The Tremor of Forgery
Date Published07 May 2015
Price£ 8.99

The Tremor of Forgery

by Patricia Highsmith

Stranded in a small Tunisian town, American writer Ingham takes violent action against an attempted burglar, but finds himself curiously indifferent to the outcome.


Ingham is in Tunisia waiting for Castlewood, with whom he was to write a film script. When Castlewood fails to arrive, and he receives no mail from Castlewood or his girlfriend Ina, Ingham begins to feel rather adrift. He starts a novel, and meets Adams, a conventional and rather preachy American he names OWL (Our Way of Life), and Jensen, a gay freethinking Dane.

His sense of anomie grows when he receives word that Castlewood has killed himself in Ingham’s New York flat, after a brief fling with and then rejection by Ina. He is also somewhat disconcerted by local events: he stumbles over a dead body in the street one night, and he is the victim of two petty thefts.

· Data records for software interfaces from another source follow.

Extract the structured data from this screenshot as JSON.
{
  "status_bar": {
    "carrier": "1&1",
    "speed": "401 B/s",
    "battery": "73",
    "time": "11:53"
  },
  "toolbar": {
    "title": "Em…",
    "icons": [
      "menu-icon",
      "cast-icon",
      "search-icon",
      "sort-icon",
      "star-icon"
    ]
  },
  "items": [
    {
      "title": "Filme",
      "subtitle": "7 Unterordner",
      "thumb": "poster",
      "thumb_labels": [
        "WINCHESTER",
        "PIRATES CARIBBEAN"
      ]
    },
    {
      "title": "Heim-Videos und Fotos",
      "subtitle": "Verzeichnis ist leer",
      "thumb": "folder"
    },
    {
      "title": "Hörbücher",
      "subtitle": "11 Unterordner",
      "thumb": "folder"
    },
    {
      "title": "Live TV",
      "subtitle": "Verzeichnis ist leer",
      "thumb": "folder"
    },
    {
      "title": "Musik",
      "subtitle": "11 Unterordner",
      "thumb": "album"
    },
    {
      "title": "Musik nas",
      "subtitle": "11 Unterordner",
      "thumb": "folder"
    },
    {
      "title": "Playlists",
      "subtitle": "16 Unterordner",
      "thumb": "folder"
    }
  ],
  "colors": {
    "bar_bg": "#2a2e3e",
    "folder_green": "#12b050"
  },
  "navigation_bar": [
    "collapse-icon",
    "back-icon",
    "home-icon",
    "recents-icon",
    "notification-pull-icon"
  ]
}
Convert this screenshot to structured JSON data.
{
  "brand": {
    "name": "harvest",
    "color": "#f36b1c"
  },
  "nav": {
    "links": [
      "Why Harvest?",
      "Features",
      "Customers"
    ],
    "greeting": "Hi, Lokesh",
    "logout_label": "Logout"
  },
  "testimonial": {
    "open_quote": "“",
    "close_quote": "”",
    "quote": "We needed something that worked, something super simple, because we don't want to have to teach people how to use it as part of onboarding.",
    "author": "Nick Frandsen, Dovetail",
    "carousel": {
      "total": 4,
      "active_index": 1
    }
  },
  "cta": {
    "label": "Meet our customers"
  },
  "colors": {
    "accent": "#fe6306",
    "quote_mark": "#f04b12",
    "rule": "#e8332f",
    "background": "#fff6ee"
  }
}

Then he is awoken at night by an intruder at his hotel bungalow, possibly by the man who robbed him before. He hurls his typewriter and  the burglar falls back through the door, injured or dead. Ingham hears hotel staff remove the body, and from then on the man is not seen again. OWL suspects the truth and presses Ingham to confess, as does Ina when she arrives and OWL tells her of his suspicions, but Ingham feels little remorse - his moral sense has been dramatically affected by his experiences over a few short months.

First published in 1969, this is another of the Highsmith oeuvre now reissued in paperback, and it remains as interesting as it was 45 years ago. A certain emphasis on ceremony at mealtimes and politeness betrays its time and class, and compared with most contemporary crime fiction the plot unfolds slowly and there is little action. It will, however, definitely appeal to those who find psychological studies to their liking.

The forensic examination of Ingham’s mental state is echoed by the book he is writing, a story of a Dennison, a banker who systematically robs his employer to give to deserving others. The tremor by which a forger reveals himself explains the title. Ingham explains to Ina that the book explores “whether a person makes his own personality and his own standards from within himself, or whether he and the standards are the creation of the society around him.”

The feelings of the protagonist are revealed partly through his daily interactions with the only two Western characters in his ambit: OWL, with his conformist parroting of middle-American views, and Jensen, an artist who lives in a cheap tenement, credits locals with little worth, and feels that Ingham has nothing to apologise for. Although Ingham is pulled in both directions, his decision to join Jensen in his tenement, and his reaction to Ina when they meet, seems to suggest Highsmith’s answer to the question she poses.

Reviewed 07 November 2015 by Chris Roberts